Mirror Mirror, the first Snow White adaption of the year (Snow White and the Huntsman opens June 1), may be better than expected. In the hands of director Tarsem Singh, the film allures us with striking eye candy from start to finish, and the delightful cast, especially the beloved Julia Roberts, even elicits a few laughs. But, as with all of Tarsem's work (The Cell, The Fall, Immortals), it fails to tell a dense and cohesive story or connect with us emotionally.
Working with screenwriters Melisa Wallack and Jason Keller, Tarsem takes a fun approach to the classic fairy tale. He doesn't just put his own twists and turns on the story—the functionalities of the mirror, the apple, the prince—he modernizes it. Despite living in a dated fantasy world, the characters walk and talk like people today. There's also a self-awareness in how Mirror Mirror satirizes the story and genre—the pretentiousness of Snow White's name, for example. Such an update gives the film undeniable appeal and, to some degree, justifies its being made—after all, if rebooting a franchise, you better do something new.

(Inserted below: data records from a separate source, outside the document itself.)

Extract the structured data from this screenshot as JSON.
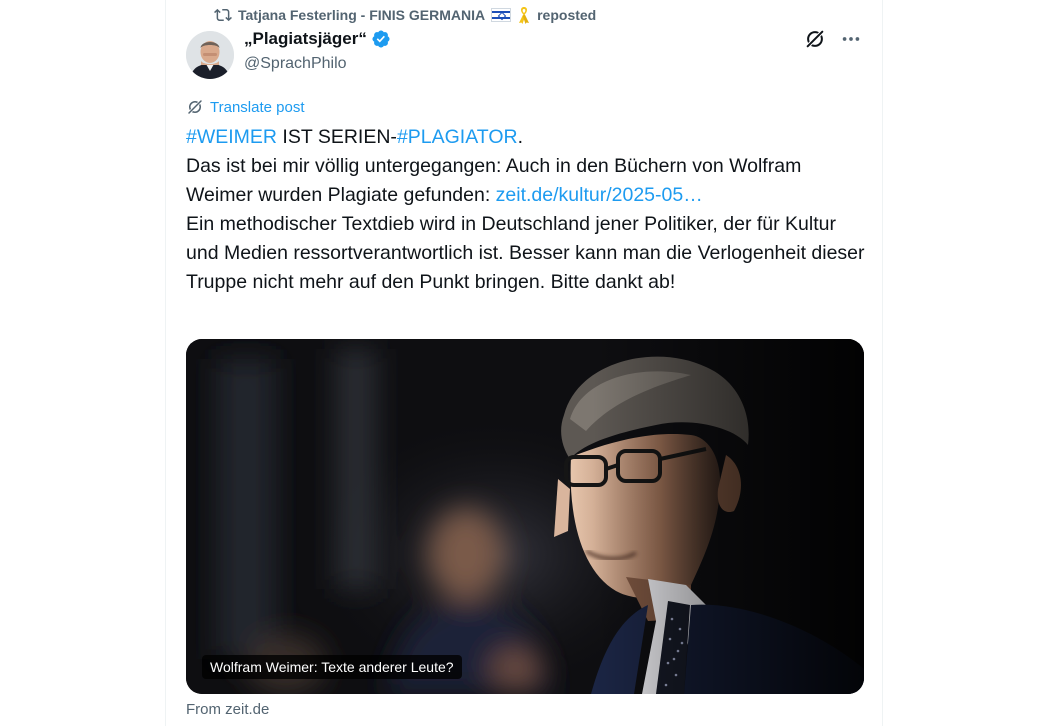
{
  "repost": {
    "reposter_name": "Tatjana Festerling - FINIS GERMANIA",
    "reposted_label": "reposted",
    "icon": "repost-icon"
  },
  "author": {
    "display_name": "„Plagiatsjäger“",
    "handle": "@SprachPhilo",
    "verified": true
  },
  "translate_label": "Translate post",
  "tweet": {
    "line1_hashtag1": "#WEIMER",
    "line1_middle": " IST SERIEN-",
    "line1_hashtag2": "#PLAGIATOR",
    "line1_end": ".",
    "para2_text": "Das ist bei mir völlig untergegangen: Auch in den Büchern von Wolfram Weimer wurden Plagiate gefunden: ",
    "para2_link": "zeit.de/kultur/2025-05…",
    "para3_text": "Ein methodischer Textdieb wird in Deutschland jener Politiker, der für Kultur und Medien ressortverantwortlich ist. Besser kann man die Verlogenheit dieser Truppe nicht mehr auf den Punkt bringen. Bitte dankt ab!"
  },
  "card": {
    "caption": "Wolfram Weimer: Texte anderer Leute?",
    "source": "From zeit.de"
  },
  "colors": {
    "accent": "#1d9bf0",
    "secondary_text": "#536471",
    "primary_text": "#0f1419"
  }
}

The cast helps realize this modernization. Playing Snow White, Lily Collins (most notably from The Blind Side), looks like the princess with her pale skin and jet black hair while adding a whole new attitude, replacing naivety with spunk. It's not necessarily a remarkable turn, but Collins has a certain charm that makes her watchable, from a romance between her and Prince Alcott (Armie Hammer of The Social Network and J Edgar) to her humorous interactions with the seven dwarfs, who now live as thieves and rogues (who would have thought?). Roberts stands out the most in spite of her inconsistency trying to use a British ...1